“They could see I was improving and taking on board all their comments, and making fairly rapid improvements. But there is only so far you can get in a few weeks. The other people had been sewing for years.”

Although sewing in front of the cameras was a challenge Stuart thoroughly enjoyed the process, which saw the nation take him to their heart.

“There was nothing negative about taking part,” he says. “I have made some great friends who I keep in touch with. People have been incredibly kind and generous,” say the 42-year-old.

Now crafting, particularly patchwork and quilting is Stuart’s world. As well as writing for a number of crafting magazines, appearing at this year’s Stitchtopia in Berkshire, 
he appeared on the Christmas special of the Sewing Bee and has just completed his first book, Sew Fabulous, which is due to be published by Orion this summer.

“It is very exciting,” he says. “I have wanted to write a book for a while, doing the show really raised my profile and led to a number of offers. The book is about getting people making things for themselves.

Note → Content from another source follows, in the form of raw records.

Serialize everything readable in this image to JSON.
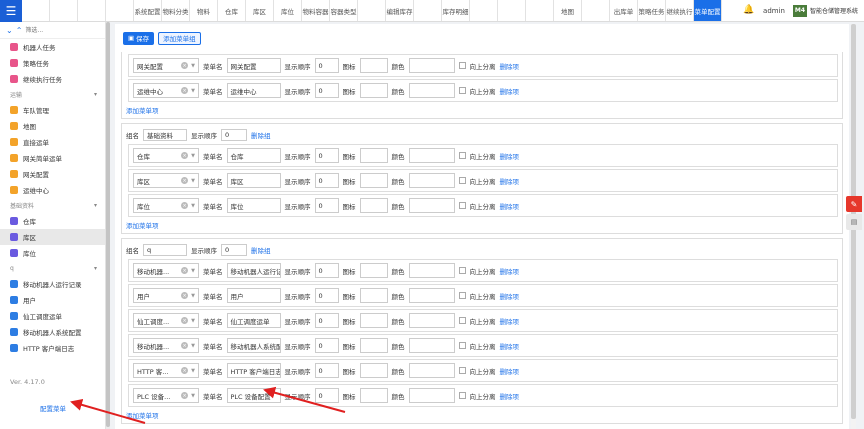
{
  "topbar": {
    "menu_icon": "hamburger-icon",
    "tabs": [
      "",
      "",
      "",
      "",
      "系统配置",
      "物料分类",
      "物料",
      "仓库",
      "库区",
      "库位",
      "物料容器",
      "容器类型",
      "",
      "编辑库存",
      "",
      "库存明细",
      "",
      "",
      "",
      "地图",
      "",
      "出库单",
      "策略任务",
      "继续执行",
      "菜单配置"
    ],
    "active_tab": 24,
    "user": "admin",
    "logo_text": "M4",
    "system_name": "智能仓储管理系统"
  },
  "sidebar": {
    "search_placeholder": "筛选...",
    "items_top": [
      {
        "label": "机器人任务",
        "color": "pink"
      },
      {
        "label": "策略任务",
        "color": "pink"
      },
      {
        "label": "继续执行任务",
        "color": "pink"
      }
    ],
    "group1": "运输",
    "items_g1": [
      {
        "label": "车队管理",
        "color": "orange"
      },
      {
        "label": "地图",
        "color": "orange"
      },
      {
        "label": "直接运单",
        "color": "orange"
      },
      {
        "label": "网关简单运单",
        "color": "orange"
      },
      {
        "label": "网关配置",
        "color": "orange"
      },
      {
        "label": "运维中心",
        "color": "orange"
      }
    ],
    "group2": "基础资料",
    "items_g2": [
      {
        "label": "仓库",
        "color": "purple"
      },
      {
        "label": "库区",
        "color": "purple",
        "active": true
      },
      {
        "label": "库位",
        "color": "purple"
      }
    ],
    "group3": "q",
    "items_g3": [
      {
        "label": "移动机器人运行记录",
        "color": "blue"
      },
      {
        "label": "用户",
        "color": "blue"
      },
      {
        "label": "仙工调度运单",
        "color": "blue"
      },
      {
        "label": "移动机器人系统配置",
        "color": "blue"
      },
      {
        "label": "HTTP 客户端日志",
        "color": "blue"
      }
    ],
    "version": "Ver. 4.17.0",
    "config_link": "配置菜单"
  },
  "toolbar": {
    "save_label": "保存",
    "add_group_label": "添加菜单组"
  },
  "labels": {
    "menu_name": "菜单名",
    "display_order": "显示顺序",
    "icon": "图标",
    "color": "颜色",
    "split_up": "向上分离",
    "delete_item": "删除项",
    "group_name": "组名",
    "delete_group": "删除组",
    "add_menu_item": "添加菜单项"
  },
  "groups": [
    {
      "name": null,
      "order": null,
      "items": [
        {
          "select": "网关配置",
          "name": "网关配置",
          "order": "0"
        },
        {
          "select": "运维中心",
          "name": "运维中心",
          "order": "0"
        }
      ]
    },
    {
      "name": "基础资料",
      "order": "0",
      "items": [
        {
          "select": "仓库",
          "name": "仓库",
          "order": "0"
        },
        {
          "select": "库区",
          "name": "库区",
          "order": "0"
        },
        {
          "select": "库位",
          "name": "库位",
          "order": "0"
        }
      ]
    },
    {
      "name": "q",
      "order": "0",
      "items": [
        {
          "select": "移动机器...",
          "name": "移动机器人运行记",
          "order": "0"
        },
        {
          "select": "用户",
          "name": "用户",
          "order": "0"
        },
        {
          "select": "仙工调度...",
          "name": "仙工调度运单",
          "order": "0"
        },
        {
          "select": "移动机器...",
          "name": "移动机器人系统配",
          "order": "0"
        },
        {
          "select": "HTTP 客...",
          "name": "HTTP 客户端日志",
          "order": "0"
        },
        {
          "select": "PLC 设备...",
          "name": "PLC 设备配置",
          "order": "0"
        }
      ]
    }
  ],
  "colors": {
    "accent": "#1a6fe8",
    "annotation_arrow": "#e02020"
  }
}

“There is a huge trend in people wanting something a little different, not something mass produced in a factory. I want to give them the tools to be able to make something for their homes which reflects their personality.

“Where the Great British Bake Off has got more people baking, I really hope that the Sewing Bee has got more people sewing. The great thing about crafting is that it is so diverse and can be done by anyone, no matter what their ability or their age. It can really bring people together and that’s one of the things I love about it.”

Stuart says he is never happier than when he is sewing.

“One of the questions I get asked most about the Sewing Bee was, ‘Wasn’t it stressful?’ There were times when things did go wrong, but for me when I’m sewing I’m in a happy place. I am so absorbed in what I am doing, I am oblivious to what’s happening around me.”

Stuart says he is excited about a new, longer series of the Great British Sewing Bee due to be screened this Autumn.

“I am really looking forward to it. There will be a new team of people taking part and I gather some new challenges. But my main hope is that it just gets more people crafting.”


Masterclasses at Stitchtopia 2014

Stuart Hillard will be appearing at Stitchtopia 2014; the annual event promises to deliver even more from the worlds of crochet, knitting, cross stitch patchwork and quilting with top masterclasses from leading names in the business.

Stuart will be running his own patchwork and applique sessions. Festival goers will also have a chance to chat with Stuart after his evening talk on his time on the Sewing Bee, and discover how he’d never even made a skirt before he became a part of the show.

The festival, which runs from February 17-20 is held at Wyboston Lakes, Bedfordshire,

All of the nine experts are offering workshops where craft-lovers can make anything from a Fair Isle mobile phone case to lace trimmed cuffs.

Stitchtopia regulars will also be on hand including, knitting and bead work expert, Debbie Abrahams; knitting and crochet specialist, Jane Crowfoot and patchwork and quilting professional, Karin Hellaby